**AIM OF THE EXERCISE:**
The expected output is the data below, restated word for word.

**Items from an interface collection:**
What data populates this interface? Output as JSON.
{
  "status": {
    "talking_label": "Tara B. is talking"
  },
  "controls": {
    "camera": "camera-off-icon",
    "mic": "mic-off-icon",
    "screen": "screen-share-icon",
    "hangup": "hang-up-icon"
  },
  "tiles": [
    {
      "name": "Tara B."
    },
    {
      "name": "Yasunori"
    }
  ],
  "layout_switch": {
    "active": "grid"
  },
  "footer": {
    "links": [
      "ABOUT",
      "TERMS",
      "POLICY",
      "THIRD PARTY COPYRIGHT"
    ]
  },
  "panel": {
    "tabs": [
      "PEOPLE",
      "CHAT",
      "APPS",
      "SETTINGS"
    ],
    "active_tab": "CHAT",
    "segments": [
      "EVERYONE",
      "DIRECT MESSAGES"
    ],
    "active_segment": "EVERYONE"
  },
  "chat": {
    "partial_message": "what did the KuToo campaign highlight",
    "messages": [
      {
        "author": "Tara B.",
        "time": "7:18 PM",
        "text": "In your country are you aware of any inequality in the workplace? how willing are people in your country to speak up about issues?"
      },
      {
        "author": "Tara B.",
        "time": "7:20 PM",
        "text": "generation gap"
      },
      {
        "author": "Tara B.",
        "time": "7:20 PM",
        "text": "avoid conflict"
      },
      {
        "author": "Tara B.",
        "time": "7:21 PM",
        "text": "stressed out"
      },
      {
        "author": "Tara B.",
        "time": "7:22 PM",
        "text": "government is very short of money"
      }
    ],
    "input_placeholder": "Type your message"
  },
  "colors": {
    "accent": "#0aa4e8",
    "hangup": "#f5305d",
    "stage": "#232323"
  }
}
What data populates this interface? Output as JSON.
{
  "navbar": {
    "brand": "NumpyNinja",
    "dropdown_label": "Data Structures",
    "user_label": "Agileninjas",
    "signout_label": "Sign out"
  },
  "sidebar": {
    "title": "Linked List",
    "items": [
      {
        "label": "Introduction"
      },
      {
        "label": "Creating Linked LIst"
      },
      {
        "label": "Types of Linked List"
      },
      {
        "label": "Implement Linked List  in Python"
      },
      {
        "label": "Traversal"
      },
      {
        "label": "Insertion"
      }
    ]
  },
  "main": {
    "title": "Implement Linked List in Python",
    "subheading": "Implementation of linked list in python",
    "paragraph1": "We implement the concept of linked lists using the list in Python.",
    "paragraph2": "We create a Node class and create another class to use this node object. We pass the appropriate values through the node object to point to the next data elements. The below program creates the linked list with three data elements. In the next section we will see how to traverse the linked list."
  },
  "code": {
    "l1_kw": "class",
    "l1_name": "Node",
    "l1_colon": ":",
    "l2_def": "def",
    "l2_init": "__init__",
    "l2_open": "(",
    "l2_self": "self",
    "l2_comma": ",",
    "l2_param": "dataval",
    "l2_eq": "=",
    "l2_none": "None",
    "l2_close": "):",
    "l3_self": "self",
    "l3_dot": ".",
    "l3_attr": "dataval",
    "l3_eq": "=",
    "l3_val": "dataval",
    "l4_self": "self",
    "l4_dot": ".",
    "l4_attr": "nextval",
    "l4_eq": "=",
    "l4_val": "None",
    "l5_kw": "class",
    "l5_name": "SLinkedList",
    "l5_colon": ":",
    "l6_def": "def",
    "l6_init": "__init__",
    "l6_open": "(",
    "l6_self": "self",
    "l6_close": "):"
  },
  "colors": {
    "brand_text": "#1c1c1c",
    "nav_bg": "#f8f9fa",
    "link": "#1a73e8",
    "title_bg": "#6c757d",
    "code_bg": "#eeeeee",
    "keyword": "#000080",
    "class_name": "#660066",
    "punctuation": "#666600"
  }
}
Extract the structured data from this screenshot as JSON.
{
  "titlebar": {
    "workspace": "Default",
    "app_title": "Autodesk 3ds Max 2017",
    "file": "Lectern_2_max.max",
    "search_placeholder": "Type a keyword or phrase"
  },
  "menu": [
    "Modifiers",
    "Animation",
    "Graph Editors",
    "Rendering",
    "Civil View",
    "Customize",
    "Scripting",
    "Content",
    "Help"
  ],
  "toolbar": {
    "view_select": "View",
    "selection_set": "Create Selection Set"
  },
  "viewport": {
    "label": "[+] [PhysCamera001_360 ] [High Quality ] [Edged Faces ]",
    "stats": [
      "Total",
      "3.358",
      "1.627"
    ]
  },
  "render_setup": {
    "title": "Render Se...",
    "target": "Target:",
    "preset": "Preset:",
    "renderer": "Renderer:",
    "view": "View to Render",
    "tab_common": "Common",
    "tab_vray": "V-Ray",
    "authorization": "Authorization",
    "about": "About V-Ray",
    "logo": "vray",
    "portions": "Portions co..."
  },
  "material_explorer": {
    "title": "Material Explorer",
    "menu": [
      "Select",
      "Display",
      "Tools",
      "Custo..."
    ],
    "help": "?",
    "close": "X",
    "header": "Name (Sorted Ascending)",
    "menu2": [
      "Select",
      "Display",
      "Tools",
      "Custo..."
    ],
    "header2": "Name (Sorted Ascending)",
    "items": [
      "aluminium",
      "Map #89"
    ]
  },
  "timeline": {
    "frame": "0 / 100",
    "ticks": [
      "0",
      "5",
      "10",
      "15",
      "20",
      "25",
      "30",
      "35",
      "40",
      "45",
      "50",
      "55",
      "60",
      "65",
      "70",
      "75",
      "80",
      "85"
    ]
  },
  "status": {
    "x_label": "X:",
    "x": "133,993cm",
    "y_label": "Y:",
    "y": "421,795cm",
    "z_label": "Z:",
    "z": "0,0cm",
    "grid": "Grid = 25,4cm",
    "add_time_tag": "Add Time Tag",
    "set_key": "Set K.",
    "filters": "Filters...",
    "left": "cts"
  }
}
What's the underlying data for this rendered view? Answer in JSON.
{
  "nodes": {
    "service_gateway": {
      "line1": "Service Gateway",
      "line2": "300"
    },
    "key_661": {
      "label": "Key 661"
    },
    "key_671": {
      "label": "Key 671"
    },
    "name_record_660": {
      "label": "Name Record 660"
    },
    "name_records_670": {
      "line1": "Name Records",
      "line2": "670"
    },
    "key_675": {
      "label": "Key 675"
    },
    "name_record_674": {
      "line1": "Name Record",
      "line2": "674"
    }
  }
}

**SOLUTION FOR THIS TASK:**
What data populates this interface? Output as JSON.
{
  "status": {
    "talking_label": "Tara B. is talking"
  },
  "controls": {
    "camera": "camera-off-icon",
    "mic": "mic-off-icon",
    "screen": "screen-share-icon",
    "hangup": "hang-up-icon"
  },
  "tiles": [
    {
      "name": "Tara B."
    },
    {
      "name": "Yasunori"
    }
  ],
  "layout_switch": {
    "active": "grid"
  },
  "footer": {
    "links": [
      "ABOUT",
      "TERMS",
      "POLICY",
      "THIRD PARTY COPYRIGHT"
    ]
  },
  "panel": {
    "tabs": [
      "PEOPLE",
      "CHAT",
      "APPS",
      "SETTINGS"
    ],
    "active_tab": "CHAT",
    "segments": [
      "EVERYONE",
      "DIRECT MESSAGES"
    ],
    "active_segment": "EVERYONE"
  },
  "chat": {
    "partial_message": "what did the KuToo campaign highlight",
    "messages": [
      {
        "author": "Tara B.",
        "time": "7:18 PM",
        "text": "In your country are you aware of any inequality in the workplace? how willing are people in your country to speak up about issues?"
      },
      {
        "author": "Tara B.",
        "time": "7:20 PM",
        "text": "generation gap"
      },
      {
        "author": "Tara B.",
        "time": "7:20 PM",
        "text": "avoid conflict"
      },
      {
        "author": "Tara B.",
        "time": "7:21 PM",
        "text": "stressed out"
      },
      {
        "author": "Tara B.",
        "time": "7:22 PM",
        "text": "government is very short of money"
      }
    ],
    "input_placeholder": "Type your message"
  },
  "colors": {
    "accent": "#0aa4e8",
    "hangup": "#f5305d",
    "stage": "#232323"
  }
}
What data populates this interface? Output as JSON.
{
  "navbar": {
    "brand": "NumpyNinja",
    "dropdown_label": "Data Structures",
    "user_label": "Agileninjas",
    "signout_label": "Sign out"
  },
  "sidebar": {
    "title": "Linked List",
    "items": [
      {
        "label": "Introduction"
      },
      {
        "label": "Creating Linked LIst"
      },
      {
        "label": "Types of Linked List"
      },
      {
        "label": "Implement Linked List  in Python"
      },
      {
        "label": "Traversal"
      },
      {
        "label": "Insertion"
      }
    ]
  },
  "main": {
    "title": "Implement Linked List in Python",
    "subheading": "Implementation of linked list in python",
    "paragraph1": "We implement the concept of linked lists using the list in Python.",
    "paragraph2": "We create a Node class and create another class to use this node object. We pass the appropriate values through the node object to point to the next data elements. The below program creates the linked list with three data elements. In the next section we will see how to traverse the linked list."
  },
  "code": {
    "l1_kw": "class",
    "l1_name": "Node",
    "l1_colon": ":",
    "l2_def": "def",
    "l2_init": "__init__",
    "l2_open": "(",
    "l2_self": "self",
    "l2_comma": ",",
    "l2_param": "dataval",
    "l2_eq": "=",
    "l2_none": "None",
    "l2_close": "):",
    "l3_self": "self",
    "l3_dot": ".",
    "l3_attr": "dataval",
    "l3_eq": "=",
    "l3_val": "dataval",
    "l4_self": "self",
    "l4_dot": ".",
    "l4_attr": "nextval",
    "l4_eq": "=",
    "l4_val": "None",
    "l5_kw": "class",
    "l5_name": "SLinkedList",
    "l5_colon": ":",
    "l6_def": "def",
    "l6_init": "__init__",
    "l6_open": "(",
    "l6_self": "self",
    "l6_close": "):"
  },
  "colors": {
    "brand_text": "#1c1c1c",
    "nav_bg": "#f8f9fa",
    "link": "#1a73e8",
    "title_bg": "#6c757d",
    "code_bg": "#eeeeee",
    "keyword": "#000080",
    "class_name": "#660066",
    "punctuation": "#666600"
  }
}
Extract the structured data from this screenshot as JSON.
{
  "titlebar": {
    "workspace": "Default",
    "app_title": "Autodesk 3ds Max 2017",
    "file": "Lectern_2_max.max",
    "search_placeholder": "Type a keyword or phrase"
  },
  "menu": [
    "Modifiers",
    "Animation",
    "Graph Editors",
    "Rendering",
    "Civil View",
    "Customize",
    "Scripting",
    "Content",
    "Help"
  ],
  "toolbar": {
    "view_select": "View",
    "selection_set": "Create Selection Set"
  },
  "viewport": {
    "label": "[+] [PhysCamera001_360 ] [High Quality ] [Edged Faces ]",
    "stats": [
      "Total",
      "3.358",
      "1.627"
    ]
  },
  "render_setup": {
    "title": "Render Se...",
    "target": "Target:",
    "preset": "Preset:",
    "renderer": "Renderer:",
    "view": "View to Render",
    "tab_common": "Common",
    "tab_vray": "V-Ray",
    "authorization": "Authorization",
    "about": "About V-Ray",
    "logo": "vray",
    "portions": "Portions co..."
  },
  "material_explorer": {
    "title": "Material Explorer",
    "menu": [
      "Select",
      "Display",
      "Tools",
      "Custo..."
    ],
    "help": "?",
    "close": "X",
    "header": "Name (Sorted Ascending)",
    "menu2": [
      "Select",
      "Display",
      "Tools",
      "Custo..."
    ],
    "header2": "Name (Sorted Ascending)",
    "items": [
      "aluminium",
      "Map #89"
    ]
  },
  "timeline": {
    "frame": "0 / 100",
    "ticks": [
      "0",
      "5",
      "10",
      "15",
      "20",
      "25",
      "30",
      "35",
      "40",
      "45",
      "50",
      "55",
      "60",
      "65",
      "70",
      "75",
      "80",
      "85"
    ]
  },
  "status": {
    "x_label": "X:",
    "x": "133,993cm",
    "y_label": "Y:",
    "y": "421,795cm",
    "z_label": "Z:",
    "z": "0,0cm",
    "grid": "Grid = 25,4cm",
    "add_time_tag": "Add Time Tag",
    "set_key": "Set K.",
    "filters": "Filters...",
    "left": "cts"
  }
}
What's the underlying data for this rendered view? Answer in JSON.
{
  "nodes": {
    "service_gateway": {
      "line1": "Service Gateway",
      "line2": "300"
    },
    "key_661": {
      "label": "Key 661"
    },
    "key_671": {
      "label": "Key 671"
    },
    "name_record_660": {
      "label": "Name Record 660"
    },
    "name_records_670": {
      "line1": "Name Records",
      "line2": "670"
    },
    "key_675": {
      "label": "Key 675"
    },
    "name_record_674": {
      "line1": "Name Record",
      "line2": "674"
    }
  }
}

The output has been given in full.